* _What the task asks_: The entries below are to be given back exactly, with images excluded.

* _Records supplied_:
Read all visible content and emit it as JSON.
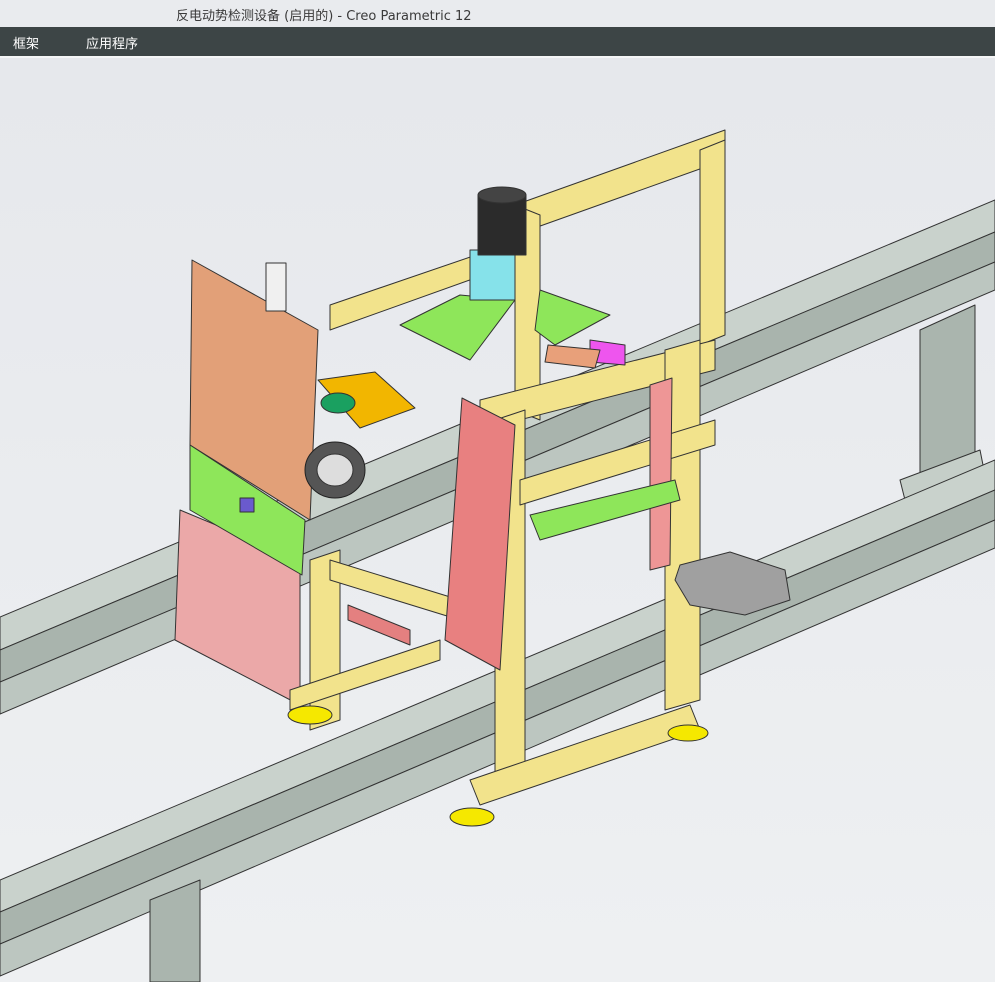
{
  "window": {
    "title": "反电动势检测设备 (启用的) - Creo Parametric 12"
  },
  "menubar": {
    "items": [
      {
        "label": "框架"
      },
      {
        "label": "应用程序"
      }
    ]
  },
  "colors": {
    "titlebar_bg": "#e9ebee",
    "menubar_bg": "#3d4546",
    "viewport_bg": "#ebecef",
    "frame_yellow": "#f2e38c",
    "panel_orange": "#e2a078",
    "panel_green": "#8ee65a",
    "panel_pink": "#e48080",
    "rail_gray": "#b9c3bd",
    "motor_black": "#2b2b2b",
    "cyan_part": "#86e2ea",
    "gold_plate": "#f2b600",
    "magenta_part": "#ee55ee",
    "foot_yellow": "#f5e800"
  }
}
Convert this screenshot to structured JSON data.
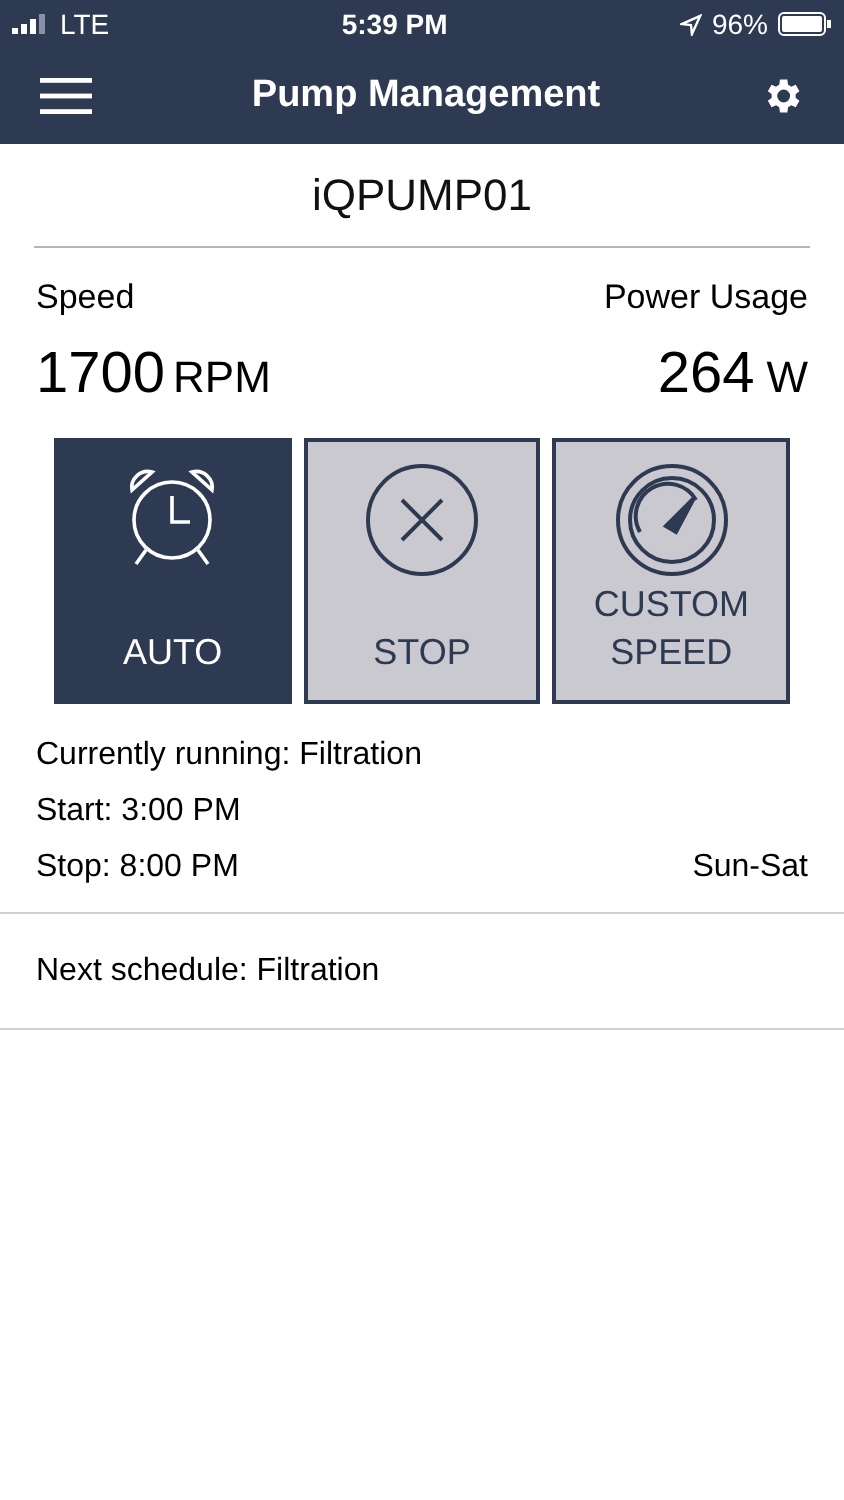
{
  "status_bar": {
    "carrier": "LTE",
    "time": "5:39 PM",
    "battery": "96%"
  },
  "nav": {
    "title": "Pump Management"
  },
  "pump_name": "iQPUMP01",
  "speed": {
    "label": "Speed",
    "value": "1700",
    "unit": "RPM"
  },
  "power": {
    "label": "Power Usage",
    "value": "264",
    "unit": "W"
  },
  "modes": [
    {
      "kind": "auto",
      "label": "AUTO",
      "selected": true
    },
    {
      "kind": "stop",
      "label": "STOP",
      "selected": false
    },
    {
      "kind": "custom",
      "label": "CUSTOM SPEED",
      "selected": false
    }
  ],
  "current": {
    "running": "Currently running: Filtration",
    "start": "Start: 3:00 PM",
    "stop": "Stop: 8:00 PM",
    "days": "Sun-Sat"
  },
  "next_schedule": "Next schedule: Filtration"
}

* _Written solution_:
Read all visible content and emit it as JSON.
{
  "window": {
    "title": "反电动势检测设备 (启用的) - Creo Parametric 12"
  },
  "menubar": {
    "items": [
      {
        "label": "框架"
      },
      {
        "label": "应用程序"
      }
    ]
  },
  "colors": {
    "titlebar_bg": "#e9ebee",
    "menubar_bg": "#3d4546",
    "viewport_bg": "#ebecef",
    "frame_yellow": "#f2e38c",
    "panel_orange": "#e2a078",
    "panel_green": "#8ee65a",
    "panel_pink": "#e48080",
    "rail_gray": "#b9c3bd",
    "motor_black": "#2b2b2b",
    "cyan_part": "#86e2ea",
    "gold_plate": "#f2b600",
    "magenta_part": "#ee55ee",
    "foot_yellow": "#f5e800"
  }
}
Convert this screenshot to structured JSON data.
{
  "status_bar": {
    "carrier": "LTE",
    "time": "5:39 PM",
    "battery": "96%"
  },
  "nav": {
    "title": "Pump Management"
  },
  "pump_name": "iQPUMP01",
  "speed": {
    "label": "Speed",
    "value": "1700",
    "unit": "RPM"
  },
  "power": {
    "label": "Power Usage",
    "value": "264",
    "unit": "W"
  },
  "modes": [
    {
      "kind": "auto",
      "label": "AUTO",
      "selected": true
    },
    {
      "kind": "stop",
      "label": "STOP",
      "selected": false
    },
    {
      "kind": "custom",
      "label": "CUSTOM SPEED",
      "selected": false
    }
  ],
  "current": {
    "running": "Currently running: Filtration",
    "start": "Start: 3:00 PM",
    "stop": "Stop: 8:00 PM",
    "days": "Sun-Sat"
  },
  "next_schedule": "Next schedule: Filtration"
}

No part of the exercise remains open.